**What the exercise asks:** Where does the word "likes" appear in the data? Copy every line that holds it.

Collected data
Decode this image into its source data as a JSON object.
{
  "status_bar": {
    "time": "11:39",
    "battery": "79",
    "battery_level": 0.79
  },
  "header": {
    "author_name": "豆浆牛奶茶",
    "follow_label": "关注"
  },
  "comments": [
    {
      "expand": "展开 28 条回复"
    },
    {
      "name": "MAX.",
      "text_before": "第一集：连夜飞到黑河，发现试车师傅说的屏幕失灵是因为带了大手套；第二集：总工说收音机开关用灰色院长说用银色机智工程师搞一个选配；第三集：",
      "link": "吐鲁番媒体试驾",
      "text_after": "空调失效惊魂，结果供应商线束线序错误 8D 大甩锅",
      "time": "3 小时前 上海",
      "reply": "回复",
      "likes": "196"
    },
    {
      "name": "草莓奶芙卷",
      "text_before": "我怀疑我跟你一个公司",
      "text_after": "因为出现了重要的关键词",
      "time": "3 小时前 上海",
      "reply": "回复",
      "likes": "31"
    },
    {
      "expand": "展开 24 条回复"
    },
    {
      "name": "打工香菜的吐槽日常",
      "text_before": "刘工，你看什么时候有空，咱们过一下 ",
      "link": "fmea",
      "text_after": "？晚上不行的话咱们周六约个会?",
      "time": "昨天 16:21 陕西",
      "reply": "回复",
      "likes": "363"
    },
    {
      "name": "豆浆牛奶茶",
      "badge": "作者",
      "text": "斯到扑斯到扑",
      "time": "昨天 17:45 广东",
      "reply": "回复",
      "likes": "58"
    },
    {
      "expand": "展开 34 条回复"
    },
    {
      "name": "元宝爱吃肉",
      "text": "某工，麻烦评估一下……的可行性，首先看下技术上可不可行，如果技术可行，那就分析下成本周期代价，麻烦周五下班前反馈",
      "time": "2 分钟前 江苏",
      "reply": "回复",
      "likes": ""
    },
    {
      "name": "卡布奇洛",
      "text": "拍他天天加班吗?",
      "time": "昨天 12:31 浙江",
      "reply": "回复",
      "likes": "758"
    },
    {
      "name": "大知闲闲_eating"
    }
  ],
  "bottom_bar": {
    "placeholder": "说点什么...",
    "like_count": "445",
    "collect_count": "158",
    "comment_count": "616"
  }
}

**Solution to this problem:**
      "likes": "196"
      "likes": "31"
      "likes": "363"
      "likes": "58"
      "likes": ""
      "likes": "758"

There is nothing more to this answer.